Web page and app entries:

___

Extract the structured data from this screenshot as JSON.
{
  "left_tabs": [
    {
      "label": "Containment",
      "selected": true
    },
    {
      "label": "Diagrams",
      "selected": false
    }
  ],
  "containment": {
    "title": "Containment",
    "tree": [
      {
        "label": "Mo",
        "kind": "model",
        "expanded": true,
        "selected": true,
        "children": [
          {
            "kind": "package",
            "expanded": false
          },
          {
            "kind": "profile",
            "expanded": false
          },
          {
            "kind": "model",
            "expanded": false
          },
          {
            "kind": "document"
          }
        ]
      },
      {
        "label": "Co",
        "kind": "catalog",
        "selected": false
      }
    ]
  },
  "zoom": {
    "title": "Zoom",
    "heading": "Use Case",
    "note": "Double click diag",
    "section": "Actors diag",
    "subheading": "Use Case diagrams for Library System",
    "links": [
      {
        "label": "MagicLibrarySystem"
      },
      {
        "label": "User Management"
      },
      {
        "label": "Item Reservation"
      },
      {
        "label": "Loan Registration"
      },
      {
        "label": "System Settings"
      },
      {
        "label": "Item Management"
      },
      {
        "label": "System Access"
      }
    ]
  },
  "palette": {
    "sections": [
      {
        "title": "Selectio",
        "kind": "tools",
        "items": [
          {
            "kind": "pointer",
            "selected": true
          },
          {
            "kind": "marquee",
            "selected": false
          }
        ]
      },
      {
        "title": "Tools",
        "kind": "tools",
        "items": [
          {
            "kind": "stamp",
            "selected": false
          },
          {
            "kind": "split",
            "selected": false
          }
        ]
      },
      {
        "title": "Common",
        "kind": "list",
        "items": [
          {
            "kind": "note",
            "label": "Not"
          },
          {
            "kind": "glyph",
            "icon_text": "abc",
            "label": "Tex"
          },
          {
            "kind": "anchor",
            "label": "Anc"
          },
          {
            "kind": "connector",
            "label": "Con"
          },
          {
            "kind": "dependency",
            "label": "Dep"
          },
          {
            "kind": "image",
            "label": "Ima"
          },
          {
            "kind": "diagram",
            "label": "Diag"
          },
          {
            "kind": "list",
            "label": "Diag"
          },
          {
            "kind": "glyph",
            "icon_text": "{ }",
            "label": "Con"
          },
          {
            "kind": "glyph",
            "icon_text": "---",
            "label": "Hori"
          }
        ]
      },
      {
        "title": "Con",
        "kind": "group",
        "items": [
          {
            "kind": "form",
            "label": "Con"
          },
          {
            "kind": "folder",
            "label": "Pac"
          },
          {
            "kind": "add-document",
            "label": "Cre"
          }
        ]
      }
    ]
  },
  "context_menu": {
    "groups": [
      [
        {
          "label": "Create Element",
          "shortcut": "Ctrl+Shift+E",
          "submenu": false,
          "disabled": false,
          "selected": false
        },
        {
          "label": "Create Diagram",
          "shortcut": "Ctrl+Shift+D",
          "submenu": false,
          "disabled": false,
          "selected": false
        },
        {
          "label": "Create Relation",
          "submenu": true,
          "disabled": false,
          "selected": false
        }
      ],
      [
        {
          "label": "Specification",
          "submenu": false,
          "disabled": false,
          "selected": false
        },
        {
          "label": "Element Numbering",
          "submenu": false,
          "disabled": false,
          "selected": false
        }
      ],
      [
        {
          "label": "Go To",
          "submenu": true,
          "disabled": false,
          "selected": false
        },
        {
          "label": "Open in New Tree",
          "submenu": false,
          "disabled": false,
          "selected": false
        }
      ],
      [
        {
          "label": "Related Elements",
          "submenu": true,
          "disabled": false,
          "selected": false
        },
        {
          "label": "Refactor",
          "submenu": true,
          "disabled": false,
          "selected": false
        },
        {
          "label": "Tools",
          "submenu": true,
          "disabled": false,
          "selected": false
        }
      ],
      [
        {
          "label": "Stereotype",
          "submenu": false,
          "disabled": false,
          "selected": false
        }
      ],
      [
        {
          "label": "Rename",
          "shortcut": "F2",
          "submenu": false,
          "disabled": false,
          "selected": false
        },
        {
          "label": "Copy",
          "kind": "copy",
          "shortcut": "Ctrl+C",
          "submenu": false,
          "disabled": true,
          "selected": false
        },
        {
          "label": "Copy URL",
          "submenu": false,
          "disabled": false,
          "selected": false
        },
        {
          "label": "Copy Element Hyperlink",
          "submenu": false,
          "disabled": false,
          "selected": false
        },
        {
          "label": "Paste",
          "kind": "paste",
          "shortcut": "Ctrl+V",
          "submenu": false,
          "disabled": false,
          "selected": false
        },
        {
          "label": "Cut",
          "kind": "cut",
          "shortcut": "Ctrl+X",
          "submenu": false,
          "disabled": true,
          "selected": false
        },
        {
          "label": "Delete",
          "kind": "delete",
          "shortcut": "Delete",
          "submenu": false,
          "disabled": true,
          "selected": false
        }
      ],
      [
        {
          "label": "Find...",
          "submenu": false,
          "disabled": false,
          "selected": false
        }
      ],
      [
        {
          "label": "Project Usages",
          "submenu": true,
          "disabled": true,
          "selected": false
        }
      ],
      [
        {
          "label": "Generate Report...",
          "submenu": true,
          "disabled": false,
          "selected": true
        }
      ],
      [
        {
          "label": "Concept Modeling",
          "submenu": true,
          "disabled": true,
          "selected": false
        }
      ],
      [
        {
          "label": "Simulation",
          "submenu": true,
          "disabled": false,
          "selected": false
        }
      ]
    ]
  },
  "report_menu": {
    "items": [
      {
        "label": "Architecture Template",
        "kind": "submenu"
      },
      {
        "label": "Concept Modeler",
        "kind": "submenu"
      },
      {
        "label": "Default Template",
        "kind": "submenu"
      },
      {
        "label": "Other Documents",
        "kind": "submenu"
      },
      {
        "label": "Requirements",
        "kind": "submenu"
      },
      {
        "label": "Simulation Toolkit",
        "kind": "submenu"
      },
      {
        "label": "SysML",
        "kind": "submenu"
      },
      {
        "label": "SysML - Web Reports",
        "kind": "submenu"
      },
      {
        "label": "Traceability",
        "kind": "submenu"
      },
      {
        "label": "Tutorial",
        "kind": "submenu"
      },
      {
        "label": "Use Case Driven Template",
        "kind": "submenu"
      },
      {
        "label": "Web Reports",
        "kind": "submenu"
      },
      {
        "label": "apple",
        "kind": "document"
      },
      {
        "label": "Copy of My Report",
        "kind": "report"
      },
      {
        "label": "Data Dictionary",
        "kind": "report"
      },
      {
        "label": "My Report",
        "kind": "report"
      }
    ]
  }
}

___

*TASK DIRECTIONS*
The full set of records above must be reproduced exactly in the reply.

*REPLY*
Extract the structured data from this screenshot as JSON.
{
  "left_tabs": [
    {
      "label": "Containment",
      "selected": true
    },
    {
      "label": "Diagrams",
      "selected": false
    }
  ],
  "containment": {
    "title": "Containment",
    "tree": [
      {
        "label": "Mo",
        "kind": "model",
        "expanded": true,
        "selected": true,
        "children": [
          {
            "kind": "package",
            "expanded": false
          },
          {
            "kind": "profile",
            "expanded": false
          },
          {
            "kind": "model",
            "expanded": false
          },
          {
            "kind": "document"
          }
        ]
      },
      {
        "label": "Co",
        "kind": "catalog",
        "selected": false
      }
    ]
  },
  "zoom": {
    "title": "Zoom",
    "heading": "Use Case",
    "note": "Double click diag",
    "section": "Actors diag",
    "subheading": "Use Case diagrams for Library System",
    "links": [
      {
        "label": "MagicLibrarySystem"
      },
      {
        "label": "User Management"
      },
      {
        "label": "Item Reservation"
      },
      {
        "label": "Loan Registration"
      },
      {
        "label": "System Settings"
      },
      {
        "label": "Item Management"
      },
      {
        "label": "System Access"
      }
    ]
  },
  "palette": {
    "sections": [
      {
        "title": "Selectio",
        "kind": "tools",
        "items": [
          {
            "kind": "pointer",
            "selected": true
          },
          {
            "kind": "marquee",
            "selected": false
          }
        ]
      },
      {
        "title": "Tools",
        "kind": "tools",
        "items": [
          {
            "kind": "stamp",
            "selected": false
          },
          {
            "kind": "split",
            "selected": false
          }
        ]
      },
      {
        "title": "Common",
        "kind": "list",
        "items": [
          {
            "kind": "note",
            "label": "Not"
          },
          {
            "kind": "glyph",
            "icon_text": "abc",
            "label": "Tex"
          },
          {
            "kind": "anchor",
            "label": "Anc"
          },
          {
            "kind": "connector",
            "label": "Con"
          },
          {
            "kind": "dependency",
            "label": "Dep"
          },
          {
            "kind": "image",
            "label": "Ima"
          },
          {
            "kind": "diagram",
            "label": "Diag"
          },
          {
            "kind": "list",
            "label": "Diag"
          },
          {
            "kind": "glyph",
            "icon_text": "{ }",
            "label": "Con"
          },
          {
            "kind": "glyph",
            "icon_text": "---",
            "label": "Hori"
          }
        ]
      },
      {
        "title": "Con",
        "kind": "group",
        "items": [
          {
            "kind": "form",
            "label": "Con"
          },
          {
            "kind": "folder",
            "label": "Pac"
          },
          {
            "kind": "add-document",
            "label": "Cre"
          }
        ]
      }
    ]
  },
  "context_menu": {
    "groups": [
      [
        {
          "label": "Create Element",
          "shortcut": "Ctrl+Shift+E",
          "submenu": false,
          "disabled": false,
          "selected": false
        },
        {
          "label": "Create Diagram",
          "shortcut": "Ctrl+Shift+D",
          "submenu": false,
          "disabled": false,
          "selected": false
        },
        {
          "label": "Create Relation",
          "submenu": true,
          "disabled": false,
          "selected": false
        }
      ],
      [
        {
          "label": "Specification",
          "submenu": false,
          "disabled": false,
          "selected": false
        },
        {
          "label": "Element Numbering",
          "submenu": false,
          "disabled": false,
          "selected": false
        }
      ],
      [
        {
          "label": "Go To",
          "submenu": true,
          "disabled": false,
          "selected": false
        },
        {
          "label": "Open in New Tree",
          "submenu": false,
          "disabled": false,
          "selected": false
        }
      ],
      [
        {
          "label": "Related Elements",
          "submenu": true,
          "disabled": false,
          "selected": false
        },
        {
          "label": "Refactor",
          "submenu": true,
          "disabled": false,
          "selected": false
        },
        {
          "label": "Tools",
          "submenu": true,
          "disabled": false,
          "selected": false
        }
      ],
      [
        {
          "label": "Stereotype",
          "submenu": false,
          "disabled": false,
          "selected": false
        }
      ],
      [
        {
          "label": "Rename",
          "shortcut": "F2",
          "submenu": false,
          "disabled": false,
          "selected": false
        },
        {
          "label": "Copy",
          "kind": "copy",
          "shortcut": "Ctrl+C",
          "submenu": false,
          "disabled": true,
          "selected": false
        },
        {
          "label": "Copy URL",
          "submenu": false,
          "disabled": false,
          "selected": false
        },
        {
          "label": "Copy Element Hyperlink",
          "submenu": false,
          "disabled": false,
          "selected": false
        },
        {
          "label": "Paste",
          "kind": "paste",
          "shortcut": "Ctrl+V",
          "submenu": false,
          "disabled": false,
          "selected": false
        },
        {
          "label": "Cut",
          "kind": "cut",
          "shortcut": "Ctrl+X",
          "submenu": false,
          "disabled": true,
          "selected": false
        },
        {
          "label": "Delete",
          "kind": "delete",
          "shortcut": "Delete",
          "submenu": false,
          "disabled": true,
          "selected": false
        }
      ],
      [
        {
          "label": "Find...",
          "submenu": false,
          "disabled": false,
          "selected": false
        }
      ],
      [
        {
          "label": "Project Usages",
          "submenu": true,
          "disabled": true,
          "selected": false
        }
      ],
      [
        {
          "label": "Generate Report...",
          "submenu": true,
          "disabled": false,
          "selected": true
        }
      ],
      [
        {
          "label": "Concept Modeling",
          "submenu": true,
          "disabled": true,
          "selected": false
        }
      ],
      [
        {
          "label": "Simulation",
          "submenu": true,
          "disabled": false,
          "selected": false
        }
      ]
    ]
  },
  "report_menu": {
    "items": [
      {
        "label": "Architecture Template",
        "kind": "submenu"
      },
      {
        "label": "Concept Modeler",
        "kind": "submenu"
      },
      {
        "label": "Default Template",
        "kind": "submenu"
      },
      {
        "label": "Other Documents",
        "kind": "submenu"
      },
      {
        "label": "Requirements",
        "kind": "submenu"
      },
      {
        "label": "Simulation Toolkit",
        "kind": "submenu"
      },
      {
        "label": "SysML",
        "kind": "submenu"
      },
      {
        "label": "SysML - Web Reports",
        "kind": "submenu"
      },
      {
        "label": "Traceability",
        "kind": "submenu"
      },
      {
        "label": "Tutorial",
        "kind": "submenu"
      },
      {
        "label": "Use Case Driven Template",
        "kind": "submenu"
      },
      {
        "label": "Web Reports",
        "kind": "submenu"
      },
      {
        "label": "apple",
        "kind": "document"
      },
      {
        "label": "Copy of My Report",
        "kind": "report"
      },
      {
        "label": "Data Dictionary",
        "kind": "report"
      },
      {
        "label": "My Report",
        "kind": "report"
      }
    ]
  }
}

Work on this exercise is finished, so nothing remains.